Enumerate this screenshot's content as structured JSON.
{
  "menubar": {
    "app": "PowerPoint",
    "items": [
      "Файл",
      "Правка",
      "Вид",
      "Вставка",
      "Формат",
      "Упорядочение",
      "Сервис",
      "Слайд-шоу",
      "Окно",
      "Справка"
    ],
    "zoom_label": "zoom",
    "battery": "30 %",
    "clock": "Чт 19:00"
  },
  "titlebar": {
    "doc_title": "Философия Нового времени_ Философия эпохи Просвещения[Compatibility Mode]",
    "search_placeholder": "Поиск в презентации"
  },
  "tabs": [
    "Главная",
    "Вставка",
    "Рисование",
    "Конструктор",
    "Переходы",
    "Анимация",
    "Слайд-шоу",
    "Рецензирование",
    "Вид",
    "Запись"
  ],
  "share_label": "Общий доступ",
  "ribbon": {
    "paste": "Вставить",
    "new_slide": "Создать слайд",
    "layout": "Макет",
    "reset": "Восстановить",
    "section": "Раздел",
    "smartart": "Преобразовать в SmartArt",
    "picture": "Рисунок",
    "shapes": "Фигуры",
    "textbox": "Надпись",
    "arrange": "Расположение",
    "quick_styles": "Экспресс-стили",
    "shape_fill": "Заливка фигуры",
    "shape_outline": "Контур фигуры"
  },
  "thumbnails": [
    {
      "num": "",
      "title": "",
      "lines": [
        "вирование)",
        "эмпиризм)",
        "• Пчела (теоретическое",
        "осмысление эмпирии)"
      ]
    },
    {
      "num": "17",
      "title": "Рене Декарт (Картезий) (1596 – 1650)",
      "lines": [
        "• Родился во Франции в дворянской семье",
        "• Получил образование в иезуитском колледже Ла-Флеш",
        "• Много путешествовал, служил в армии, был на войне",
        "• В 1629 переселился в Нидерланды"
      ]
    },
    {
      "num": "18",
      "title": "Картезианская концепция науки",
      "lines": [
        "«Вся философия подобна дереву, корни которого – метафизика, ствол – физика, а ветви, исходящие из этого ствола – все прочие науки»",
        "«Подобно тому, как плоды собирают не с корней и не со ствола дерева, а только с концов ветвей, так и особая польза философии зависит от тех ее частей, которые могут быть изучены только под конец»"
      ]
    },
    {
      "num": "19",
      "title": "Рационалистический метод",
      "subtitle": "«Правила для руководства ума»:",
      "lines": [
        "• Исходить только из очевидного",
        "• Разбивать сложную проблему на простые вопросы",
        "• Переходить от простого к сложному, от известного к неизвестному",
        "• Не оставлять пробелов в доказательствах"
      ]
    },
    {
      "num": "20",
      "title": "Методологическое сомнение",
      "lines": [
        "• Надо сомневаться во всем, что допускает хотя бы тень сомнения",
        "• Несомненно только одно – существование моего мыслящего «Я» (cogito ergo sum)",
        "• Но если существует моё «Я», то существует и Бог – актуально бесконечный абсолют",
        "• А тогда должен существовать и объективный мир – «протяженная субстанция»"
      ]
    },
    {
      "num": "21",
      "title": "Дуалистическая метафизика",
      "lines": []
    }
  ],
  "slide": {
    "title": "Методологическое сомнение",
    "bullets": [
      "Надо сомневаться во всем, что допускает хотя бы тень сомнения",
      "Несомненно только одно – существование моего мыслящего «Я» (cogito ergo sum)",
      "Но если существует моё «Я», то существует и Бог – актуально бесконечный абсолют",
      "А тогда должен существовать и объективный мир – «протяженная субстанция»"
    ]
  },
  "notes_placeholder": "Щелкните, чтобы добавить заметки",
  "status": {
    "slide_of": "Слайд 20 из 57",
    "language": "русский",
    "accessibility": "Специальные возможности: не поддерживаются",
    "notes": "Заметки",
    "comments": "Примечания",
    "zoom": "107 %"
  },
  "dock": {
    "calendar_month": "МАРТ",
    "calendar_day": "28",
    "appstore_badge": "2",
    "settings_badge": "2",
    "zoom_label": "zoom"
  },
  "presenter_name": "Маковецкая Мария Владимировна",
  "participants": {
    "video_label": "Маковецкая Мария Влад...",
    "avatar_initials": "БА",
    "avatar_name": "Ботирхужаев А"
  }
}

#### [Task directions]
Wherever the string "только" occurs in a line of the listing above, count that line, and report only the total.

#### [Result below]
4